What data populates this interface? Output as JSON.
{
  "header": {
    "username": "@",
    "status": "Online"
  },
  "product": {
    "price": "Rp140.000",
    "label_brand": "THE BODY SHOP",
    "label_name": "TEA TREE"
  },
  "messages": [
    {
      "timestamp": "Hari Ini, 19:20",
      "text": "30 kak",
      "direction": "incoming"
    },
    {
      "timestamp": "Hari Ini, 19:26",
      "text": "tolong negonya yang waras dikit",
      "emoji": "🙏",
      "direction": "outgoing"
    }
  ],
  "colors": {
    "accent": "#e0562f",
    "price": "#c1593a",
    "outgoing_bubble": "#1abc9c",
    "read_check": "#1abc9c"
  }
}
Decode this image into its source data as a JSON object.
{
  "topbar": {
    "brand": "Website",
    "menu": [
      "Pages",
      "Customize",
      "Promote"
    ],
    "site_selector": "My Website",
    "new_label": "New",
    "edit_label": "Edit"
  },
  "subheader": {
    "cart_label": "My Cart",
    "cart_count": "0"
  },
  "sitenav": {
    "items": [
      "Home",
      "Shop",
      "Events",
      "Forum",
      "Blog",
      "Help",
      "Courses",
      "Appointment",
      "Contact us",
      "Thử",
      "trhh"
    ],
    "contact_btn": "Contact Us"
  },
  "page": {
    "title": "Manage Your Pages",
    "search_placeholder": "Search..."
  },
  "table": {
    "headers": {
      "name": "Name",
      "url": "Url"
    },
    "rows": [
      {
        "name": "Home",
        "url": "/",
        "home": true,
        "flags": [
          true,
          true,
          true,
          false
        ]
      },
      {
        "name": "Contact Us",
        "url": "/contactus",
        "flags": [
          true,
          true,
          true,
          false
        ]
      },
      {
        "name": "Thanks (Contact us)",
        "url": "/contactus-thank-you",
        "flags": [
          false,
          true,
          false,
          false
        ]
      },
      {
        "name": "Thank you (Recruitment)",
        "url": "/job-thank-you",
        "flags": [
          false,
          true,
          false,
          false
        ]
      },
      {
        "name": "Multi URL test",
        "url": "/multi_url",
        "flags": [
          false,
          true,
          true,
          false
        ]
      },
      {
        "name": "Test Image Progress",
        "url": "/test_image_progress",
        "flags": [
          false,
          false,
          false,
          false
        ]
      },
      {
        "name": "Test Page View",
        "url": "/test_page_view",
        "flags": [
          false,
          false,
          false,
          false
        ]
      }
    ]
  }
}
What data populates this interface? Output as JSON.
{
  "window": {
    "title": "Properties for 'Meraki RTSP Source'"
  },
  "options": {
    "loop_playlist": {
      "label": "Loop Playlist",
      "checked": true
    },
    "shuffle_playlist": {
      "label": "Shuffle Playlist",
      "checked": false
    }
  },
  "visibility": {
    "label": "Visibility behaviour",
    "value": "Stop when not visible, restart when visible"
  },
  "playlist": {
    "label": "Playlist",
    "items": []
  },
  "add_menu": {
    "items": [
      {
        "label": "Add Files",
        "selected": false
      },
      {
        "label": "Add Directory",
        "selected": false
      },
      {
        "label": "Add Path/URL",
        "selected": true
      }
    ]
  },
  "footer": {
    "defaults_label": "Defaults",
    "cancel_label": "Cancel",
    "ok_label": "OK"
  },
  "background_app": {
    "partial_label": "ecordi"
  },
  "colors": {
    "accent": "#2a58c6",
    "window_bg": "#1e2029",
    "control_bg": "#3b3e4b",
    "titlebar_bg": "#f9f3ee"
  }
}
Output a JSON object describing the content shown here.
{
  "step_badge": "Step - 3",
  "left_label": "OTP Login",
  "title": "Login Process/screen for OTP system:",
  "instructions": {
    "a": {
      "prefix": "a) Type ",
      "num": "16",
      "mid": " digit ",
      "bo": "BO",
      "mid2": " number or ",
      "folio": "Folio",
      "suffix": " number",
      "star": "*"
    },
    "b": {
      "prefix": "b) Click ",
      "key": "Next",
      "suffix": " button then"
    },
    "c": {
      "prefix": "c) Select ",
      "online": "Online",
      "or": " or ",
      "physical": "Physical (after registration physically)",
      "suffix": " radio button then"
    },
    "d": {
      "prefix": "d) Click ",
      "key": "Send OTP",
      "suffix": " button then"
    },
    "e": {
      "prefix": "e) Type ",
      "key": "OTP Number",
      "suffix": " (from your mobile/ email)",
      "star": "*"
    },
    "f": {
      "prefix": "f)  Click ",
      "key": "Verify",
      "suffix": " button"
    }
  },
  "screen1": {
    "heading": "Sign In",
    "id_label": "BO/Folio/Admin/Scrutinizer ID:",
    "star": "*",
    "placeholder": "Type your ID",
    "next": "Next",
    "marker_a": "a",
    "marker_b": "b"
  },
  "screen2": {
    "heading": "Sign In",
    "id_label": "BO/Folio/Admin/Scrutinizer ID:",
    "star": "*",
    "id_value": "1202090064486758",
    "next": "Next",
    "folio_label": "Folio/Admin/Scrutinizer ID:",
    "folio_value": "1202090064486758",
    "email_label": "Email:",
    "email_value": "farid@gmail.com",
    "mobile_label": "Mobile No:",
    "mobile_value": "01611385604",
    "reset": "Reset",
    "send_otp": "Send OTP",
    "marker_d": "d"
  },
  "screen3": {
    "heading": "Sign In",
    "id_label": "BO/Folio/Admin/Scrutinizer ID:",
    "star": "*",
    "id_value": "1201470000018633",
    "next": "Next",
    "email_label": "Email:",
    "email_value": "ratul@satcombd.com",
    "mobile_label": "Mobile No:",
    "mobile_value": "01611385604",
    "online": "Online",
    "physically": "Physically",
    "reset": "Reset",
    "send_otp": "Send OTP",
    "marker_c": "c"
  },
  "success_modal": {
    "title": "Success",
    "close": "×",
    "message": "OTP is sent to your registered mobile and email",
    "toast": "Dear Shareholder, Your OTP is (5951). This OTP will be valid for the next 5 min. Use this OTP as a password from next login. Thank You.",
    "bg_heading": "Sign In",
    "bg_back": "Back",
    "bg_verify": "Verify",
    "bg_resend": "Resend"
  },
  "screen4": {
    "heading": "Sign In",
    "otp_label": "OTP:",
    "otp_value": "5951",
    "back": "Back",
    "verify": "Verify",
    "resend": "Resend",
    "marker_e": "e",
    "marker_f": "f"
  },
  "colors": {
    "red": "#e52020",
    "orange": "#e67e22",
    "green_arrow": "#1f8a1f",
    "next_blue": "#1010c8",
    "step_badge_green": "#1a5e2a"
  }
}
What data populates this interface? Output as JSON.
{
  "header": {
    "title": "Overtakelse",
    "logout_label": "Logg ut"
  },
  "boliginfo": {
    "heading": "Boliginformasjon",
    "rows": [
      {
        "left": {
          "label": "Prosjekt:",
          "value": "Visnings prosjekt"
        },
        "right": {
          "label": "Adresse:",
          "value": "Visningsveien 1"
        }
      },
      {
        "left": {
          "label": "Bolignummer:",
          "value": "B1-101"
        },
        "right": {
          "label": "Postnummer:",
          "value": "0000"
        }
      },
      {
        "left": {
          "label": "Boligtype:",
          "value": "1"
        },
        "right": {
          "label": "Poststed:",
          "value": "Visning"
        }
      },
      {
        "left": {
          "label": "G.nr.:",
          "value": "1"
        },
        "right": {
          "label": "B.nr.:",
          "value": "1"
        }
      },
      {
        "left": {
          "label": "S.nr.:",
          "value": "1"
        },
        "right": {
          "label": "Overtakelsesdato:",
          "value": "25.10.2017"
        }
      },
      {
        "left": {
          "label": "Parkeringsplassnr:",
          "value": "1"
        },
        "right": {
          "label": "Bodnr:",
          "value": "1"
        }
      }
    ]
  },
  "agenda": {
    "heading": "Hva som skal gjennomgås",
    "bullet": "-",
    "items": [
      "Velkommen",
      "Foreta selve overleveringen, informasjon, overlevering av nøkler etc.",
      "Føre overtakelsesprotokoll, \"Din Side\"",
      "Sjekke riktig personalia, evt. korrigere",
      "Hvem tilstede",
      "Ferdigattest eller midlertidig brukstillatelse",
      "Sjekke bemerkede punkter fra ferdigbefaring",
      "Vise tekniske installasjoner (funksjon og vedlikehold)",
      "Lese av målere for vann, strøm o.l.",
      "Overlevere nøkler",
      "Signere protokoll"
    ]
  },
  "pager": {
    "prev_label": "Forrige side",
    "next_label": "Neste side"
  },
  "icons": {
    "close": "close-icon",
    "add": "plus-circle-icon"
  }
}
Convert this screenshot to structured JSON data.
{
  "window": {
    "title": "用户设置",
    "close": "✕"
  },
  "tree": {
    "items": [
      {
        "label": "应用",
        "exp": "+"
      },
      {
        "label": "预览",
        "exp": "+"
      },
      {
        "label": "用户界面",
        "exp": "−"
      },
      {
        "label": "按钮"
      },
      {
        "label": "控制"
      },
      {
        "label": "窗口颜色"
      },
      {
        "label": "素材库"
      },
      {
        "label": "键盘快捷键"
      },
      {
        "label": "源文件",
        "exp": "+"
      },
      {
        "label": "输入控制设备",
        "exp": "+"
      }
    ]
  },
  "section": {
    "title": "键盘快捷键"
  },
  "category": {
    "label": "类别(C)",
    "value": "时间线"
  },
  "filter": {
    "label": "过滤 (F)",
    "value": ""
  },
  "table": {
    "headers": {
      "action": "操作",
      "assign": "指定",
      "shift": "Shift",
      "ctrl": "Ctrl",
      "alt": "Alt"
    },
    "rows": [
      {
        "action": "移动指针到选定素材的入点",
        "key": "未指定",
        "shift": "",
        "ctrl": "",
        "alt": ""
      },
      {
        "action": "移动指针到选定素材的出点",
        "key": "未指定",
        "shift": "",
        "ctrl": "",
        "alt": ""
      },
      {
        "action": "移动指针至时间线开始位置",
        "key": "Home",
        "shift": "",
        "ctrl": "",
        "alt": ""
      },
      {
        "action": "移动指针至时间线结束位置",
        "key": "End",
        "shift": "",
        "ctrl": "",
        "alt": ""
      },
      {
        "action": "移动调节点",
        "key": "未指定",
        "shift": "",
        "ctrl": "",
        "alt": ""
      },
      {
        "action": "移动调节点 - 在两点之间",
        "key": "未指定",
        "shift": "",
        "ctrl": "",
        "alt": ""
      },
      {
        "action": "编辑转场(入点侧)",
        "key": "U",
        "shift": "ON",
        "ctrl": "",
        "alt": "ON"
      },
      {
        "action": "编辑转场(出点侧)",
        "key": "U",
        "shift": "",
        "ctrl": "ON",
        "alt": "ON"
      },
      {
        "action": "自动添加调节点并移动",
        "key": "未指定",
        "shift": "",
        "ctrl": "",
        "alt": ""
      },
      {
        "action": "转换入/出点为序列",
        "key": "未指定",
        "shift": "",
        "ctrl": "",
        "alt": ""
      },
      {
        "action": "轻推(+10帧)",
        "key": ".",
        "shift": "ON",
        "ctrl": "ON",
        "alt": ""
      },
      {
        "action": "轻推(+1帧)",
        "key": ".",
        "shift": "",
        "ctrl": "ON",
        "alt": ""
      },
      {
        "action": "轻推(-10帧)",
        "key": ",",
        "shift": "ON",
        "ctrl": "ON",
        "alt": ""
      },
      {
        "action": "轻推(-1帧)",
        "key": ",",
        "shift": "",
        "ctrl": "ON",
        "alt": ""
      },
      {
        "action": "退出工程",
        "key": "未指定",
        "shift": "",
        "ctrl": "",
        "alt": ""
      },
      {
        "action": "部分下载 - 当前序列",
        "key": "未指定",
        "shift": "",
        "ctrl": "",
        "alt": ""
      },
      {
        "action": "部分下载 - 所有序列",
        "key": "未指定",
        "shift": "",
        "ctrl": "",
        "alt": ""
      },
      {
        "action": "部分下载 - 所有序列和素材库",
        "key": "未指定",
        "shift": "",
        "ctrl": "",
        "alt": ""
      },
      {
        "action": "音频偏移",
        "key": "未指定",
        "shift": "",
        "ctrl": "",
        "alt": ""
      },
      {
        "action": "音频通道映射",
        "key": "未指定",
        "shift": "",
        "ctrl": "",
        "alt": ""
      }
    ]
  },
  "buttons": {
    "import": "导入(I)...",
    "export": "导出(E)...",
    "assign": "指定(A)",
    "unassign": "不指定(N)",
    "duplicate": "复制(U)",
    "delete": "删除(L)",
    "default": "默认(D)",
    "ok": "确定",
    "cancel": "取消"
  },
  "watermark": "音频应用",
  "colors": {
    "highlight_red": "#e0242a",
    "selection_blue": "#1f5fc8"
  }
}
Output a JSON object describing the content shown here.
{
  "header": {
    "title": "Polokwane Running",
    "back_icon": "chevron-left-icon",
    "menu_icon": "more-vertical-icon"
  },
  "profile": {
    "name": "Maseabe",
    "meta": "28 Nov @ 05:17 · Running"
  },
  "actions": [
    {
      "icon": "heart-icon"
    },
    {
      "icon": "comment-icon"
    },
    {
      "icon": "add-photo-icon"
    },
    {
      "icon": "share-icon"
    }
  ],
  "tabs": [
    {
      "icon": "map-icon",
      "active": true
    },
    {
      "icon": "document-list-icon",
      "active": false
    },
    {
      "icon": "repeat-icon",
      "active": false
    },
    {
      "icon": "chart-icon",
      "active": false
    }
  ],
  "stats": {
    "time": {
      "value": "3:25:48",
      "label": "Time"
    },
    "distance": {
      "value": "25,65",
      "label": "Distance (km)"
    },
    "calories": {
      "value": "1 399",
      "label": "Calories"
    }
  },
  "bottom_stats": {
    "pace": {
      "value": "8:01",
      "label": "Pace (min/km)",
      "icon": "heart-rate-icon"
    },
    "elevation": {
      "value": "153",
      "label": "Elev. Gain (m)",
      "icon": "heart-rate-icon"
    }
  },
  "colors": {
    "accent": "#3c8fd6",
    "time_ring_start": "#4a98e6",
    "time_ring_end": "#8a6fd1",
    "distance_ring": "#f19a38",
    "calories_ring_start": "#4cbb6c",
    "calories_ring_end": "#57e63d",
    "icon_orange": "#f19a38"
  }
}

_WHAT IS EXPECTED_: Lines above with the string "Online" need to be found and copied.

_TASK OUTPUT_:
    "status": "Online"
      "online": "Online",
    "online": "Online",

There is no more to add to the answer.